[Exercise prompt]: With the images left out, print all of the records below exactly.

Dataset rows for apps and sites
Content starts
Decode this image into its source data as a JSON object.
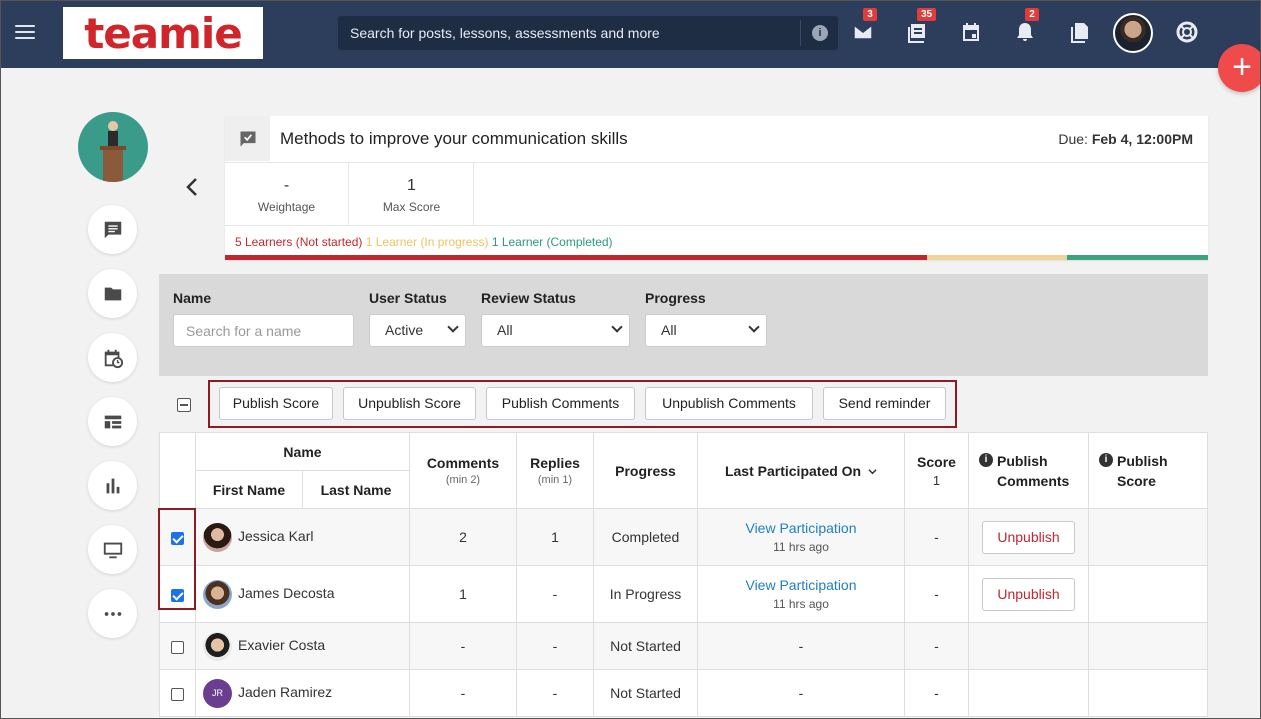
{
  "topbar": {
    "logo": "teamie",
    "search_placeholder": "Search for posts, lessons, assessments and more",
    "search_info": "i",
    "badges": {
      "messages": "3",
      "posts": "35",
      "notifications": "2"
    },
    "fab_label": "+"
  },
  "assessment": {
    "title": "Methods to improve your communication skills",
    "due_label": "Due:",
    "due_value": "Feb 4, 12:00PM",
    "stats": [
      {
        "value": "-",
        "label": "Weightage"
      },
      {
        "value": "1",
        "label": "Max Score"
      }
    ],
    "legend": {
      "not_started": "5 Learners (Not started)",
      "in_progress": "1 Learner (In progress)",
      "completed": "1 Learner (Completed)"
    },
    "progress_fractions": {
      "not_started": 0.714,
      "in_progress": 0.143,
      "completed": 0.143
    },
    "colors": {
      "not_started": "#c0282f",
      "in_progress": "#efd49a",
      "completed": "#3aa37f"
    }
  },
  "filters": {
    "name_label": "Name",
    "name_placeholder": "Search for a name",
    "user_status_label": "User Status",
    "user_status_value": "Active",
    "review_status_label": "Review Status",
    "review_status_value": "All",
    "progress_label": "Progress",
    "progress_value": "All"
  },
  "actions": {
    "publish_score": "Publish Score",
    "unpublish_score": "Unpublish Score",
    "publish_comments": "Publish Comments",
    "unpublish_comments": "Unpublish Comments",
    "send_reminder": "Send reminder"
  },
  "table": {
    "headers": {
      "name": "Name",
      "first_name": "First Name",
      "last_name": "Last Name",
      "comments": "Comments",
      "comments_sub": "(min 2)",
      "replies": "Replies",
      "replies_sub": "(min 1)",
      "progress": "Progress",
      "last_participated": "Last Participated On",
      "score": "Score",
      "score_sub": "1",
      "publish_comments_1": "Publish",
      "publish_comments_2": "Comments",
      "publish_score_1": "Publish",
      "publish_score_2": "Score"
    },
    "rows": [
      {
        "name": "Jessica Karl",
        "comments": "2",
        "replies": "1",
        "progress": "Completed",
        "link": "View Participation",
        "ago": "11 hrs ago",
        "score": "-",
        "action": "Unpublish"
      },
      {
        "name": "James Decosta",
        "comments": "1",
        "replies": "-",
        "progress": "In Progress",
        "link": "View Participation",
        "ago": "11 hrs ago",
        "score": "-",
        "action": "Unpublish"
      },
      {
        "name": "Exavier Costa",
        "comments": "-",
        "replies": "-",
        "progress": "Not Started",
        "last": "-",
        "score": "-"
      },
      {
        "name": "Jaden Ramirez",
        "initials": "JR",
        "comments": "-",
        "replies": "-",
        "progress": "Not Started",
        "last": "-",
        "score": "-"
      }
    ]
  }
}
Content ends
[Reply]:
Decode this image into its source data as a JSON object.
{
  "topbar": {
    "logo": "teamie",
    "search_placeholder": "Search for posts, lessons, assessments and more",
    "search_info": "i",
    "badges": {
      "messages": "3",
      "posts": "35",
      "notifications": "2"
    },
    "fab_label": "+"
  },
  "assessment": {
    "title": "Methods to improve your communication skills",
    "due_label": "Due:",
    "due_value": "Feb 4, 12:00PM",
    "stats": [
      {
        "value": "-",
        "label": "Weightage"
      },
      {
        "value": "1",
        "label": "Max Score"
      }
    ],
    "legend": {
      "not_started": "5 Learners (Not started)",
      "in_progress": "1 Learner (In progress)",
      "completed": "1 Learner (Completed)"
    },
    "progress_fractions": {
      "not_started": 0.714,
      "in_progress": 0.143,
      "completed": 0.143
    },
    "colors": {
      "not_started": "#c0282f",
      "in_progress": "#efd49a",
      "completed": "#3aa37f"
    }
  },
  "filters": {
    "name_label": "Name",
    "name_placeholder": "Search for a name",
    "user_status_label": "User Status",
    "user_status_value": "Active",
    "review_status_label": "Review Status",
    "review_status_value": "All",
    "progress_label": "Progress",
    "progress_value": "All"
  },
  "actions": {
    "publish_score": "Publish Score",
    "unpublish_score": "Unpublish Score",
    "publish_comments": "Publish Comments",
    "unpublish_comments": "Unpublish Comments",
    "send_reminder": "Send reminder"
  },
  "table": {
    "headers": {
      "name": "Name",
      "first_name": "First Name",
      "last_name": "Last Name",
      "comments": "Comments",
      "comments_sub": "(min 2)",
      "replies": "Replies",
      "replies_sub": "(min 1)",
      "progress": "Progress",
      "last_participated": "Last Participated On",
      "score": "Score",
      "score_sub": "1",
      "publish_comments_1": "Publish",
      "publish_comments_2": "Comments",
      "publish_score_1": "Publish",
      "publish_score_2": "Score"
    },
    "rows": [
      {
        "name": "Jessica Karl",
        "comments": "2",
        "replies": "1",
        "progress": "Completed",
        "link": "View Participation",
        "ago": "11 hrs ago",
        "score": "-",
        "action": "Unpublish"
      },
      {
        "name": "James Decosta",
        "comments": "1",
        "replies": "-",
        "progress": "In Progress",
        "link": "View Participation",
        "ago": "11 hrs ago",
        "score": "-",
        "action": "Unpublish"
      },
      {
        "name": "Exavier Costa",
        "comments": "-",
        "replies": "-",
        "progress": "Not Started",
        "last": "-",
        "score": "-"
      },
      {
        "name": "Jaden Ramirez",
        "initials": "JR",
        "comments": "-",
        "replies": "-",
        "progress": "Not Started",
        "last": "-",
        "score": "-"
      }
    ]
  }
}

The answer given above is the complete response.